Domestic Abuse therapists in Loveland, Colorado CO

I need help with
Type of therapy
Loveland, Colorado therapist: Jaime Carden-O'Brien, therapist
Domestic Abuse or Violence

Jaime Carden-O'Brien

Therapist, MA, LPC, EMDR II
I worked 4 years at the domestic violence shelter in Fort Collins, CO and went through many trainings while there. I work with victims and do not do perpetrator treatment.  
21 Years Experience
In-Person in Loveland, CO 80537
Online in Colorado
Lakewood, Colorado therapist: Animal Assisted Therapy Programs of Colorado, marriage and family therapist
Domestic Abuse or Violence

Animal Assisted Therapy Programs of Colorado

Marriage and Family Therapist
In our comfortable, home-like ranch setting, clients of all ages and income levels are provided counseling or psychotherapy with the assistance of certified counselors and their trained therapy animals. Have a cup of tea and pet the baby goats while you wait, or sit quietly in our gazebo and read.  
38 Years Experience
In-Person Near Loveland, CO
Flagstaff, Arizona therapist: Psychotherapy.Com, psychologist
Domestic Abuse or Violence


Psychologist, Ph.D.
Separate treatment programs for victims and offenders  
27 Years Experience
Online in Colorado
Woodland Park, Colorado therapist: Jennifer Fuller James, licensed clinical social worker
Domestic Abuse or Violence

Jennifer Fuller James

Licensed Clinical Social Worker, LCSW, Mountain View Counseling, LLC
Many people end up in relationships with some type of abuse (verbal, emotional, physical, sexual and/or spiritual) despite telling themselves this will never happen to them. There is no shame in reaching out to get help. You do not have to continue to live in fear.  
4 Years Experience
Online in Colorado
Denver, Colorado therapist: Nancy Bortz, therapist
Domestic Abuse or Violence

Nancy Bortz

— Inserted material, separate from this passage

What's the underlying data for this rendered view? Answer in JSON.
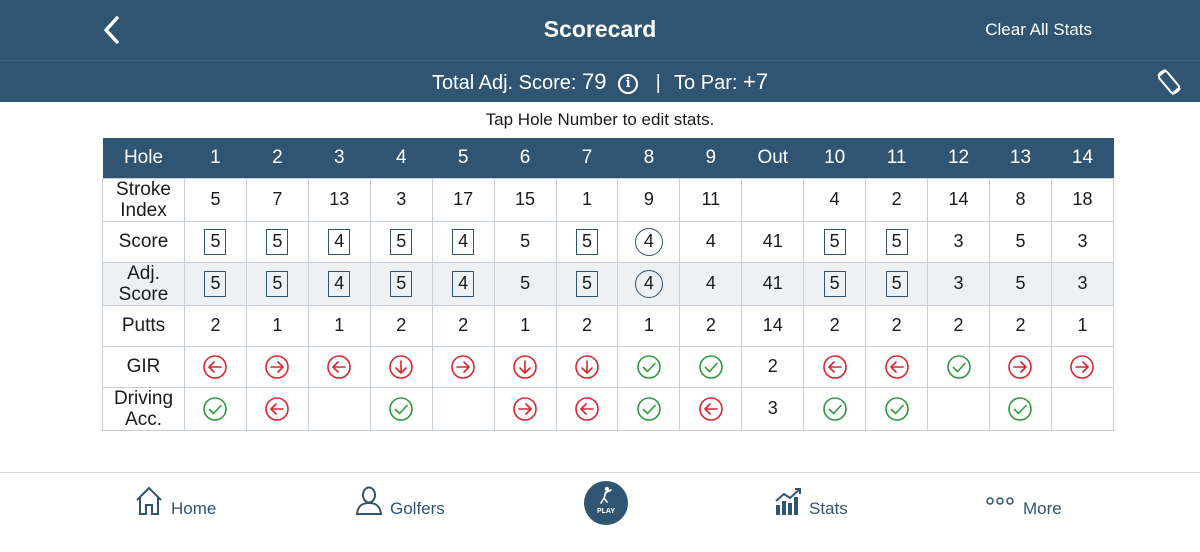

Therapist, MA
Domestic violence means violent abuse/behavior occurring in your home from a partner. It's a very serious matter on many levels. Most people that are in a violent relationship come to believe it is their fault. They are confused about defining the perpetrator as the victim. The true victim is in a cycle of waiting for the abuser to change and go back to the person that they once loved. There is a way out of being in an abusive relationship. Removing oneself from such violence is an act of courage and bravery. I have worked with women and men that experience such abuse and they are now reclaiming their lives back with hope and promise.  
23 Years Experience
Online in Colorado